Melberg said he responded to complaints at the Amarilla House. He presented the results of his inspection to the council at the Feb. 11 regular meeting.

Melberg said the Amarilla House has various safety hazards that could be dangerous in the case of a fire or emergency. Melberg reported the six basement apartments in the building have windows that are too high off the ground and not large enough to meet safety codes because they could not be used as exits in the case of a fire. The hallways do not meet safety requirements for exiting. Some rooms do not have smoke detectors. Some smoke detectors in the building are not in working order and Melberg said some smoke detectors in the building have been there since the 1960s.

“If there was a fire there, there’s no chance,” Melberg said. “Building code specifically requires all sleeping rooms to have at least one full size egress window, smoke detectors. They don’t have them. Some smoke detectors work, some don’t.”

Melberg was seeking approval from the city to send the owners of the Amarilla House a letter requiring them to bring the building up to code by May 1. City Attorney Ted Lundrigan said the city was now required to act on the discovery of the safety hazards. He also said that if the building was not brought up to code it would need to be shut down.

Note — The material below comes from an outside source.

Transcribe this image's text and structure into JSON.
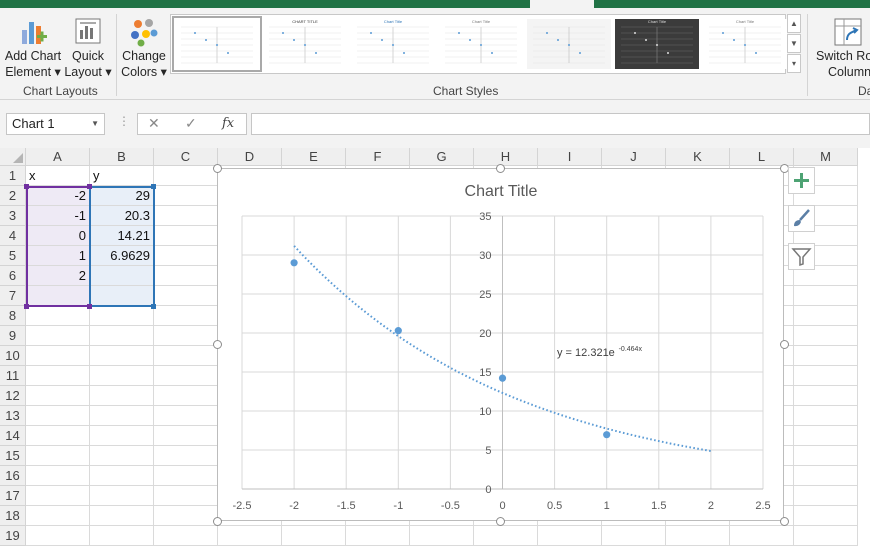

“It is a matter of opinion of our building inspector that it falls short of the code. We give them a chance to comply. If they fail to comply then we bring criminal sanctions against them for doing that. As a safety violation you can go to the next level, which is if it’s a violation of public safety and health then we can, with the power of the city, shut them down. We have to, actually. If there’s any question of danger of life and limb,” Lundrigan said.

To meet city requirements, the Amarilla House has multiple options, one of which is to vacate the rooms that are in violation. If this is the route taken, the city will then do random inspections to be sure that the rooms are not being used as housing.

Once the letter the property owners receive the city’s letter, they will be expected to immediately begin to comply.

“Once they get this notice, we will stop in to make sure nobody is down there. If they are, it is a matter of what we with the city want to do, because it’s going to be a code violation. We have to look at going that route. Once they get served this they will have to move them out of the basement into the upstairs, or make other arrangements until it is done. We can periodically check,” said Pine River Police Chief Paul Sand.

City council member Patty Melby was absent Feb. 11.

In other business, the city:

• Began the legal process for condemnation of the Oxford Oaks out lot to create utility access for future development properties.

• Approved 2014-15 fire contracts with nearby townships and the city of Chickamaw Beach.

• Learned there may be less grant money available for development of the properties on the corner of Highway 371 and Barclay Avenue. The council approved a letter to Minnesota Power for donation of $7,500 for removal of a power pole on the property.

• Approved a request by the Pine River Library Board to reduce the board from seven to five members following the death of one board member and future resignation of another.

Travis Grimler can be reached at Follow him on Facebook.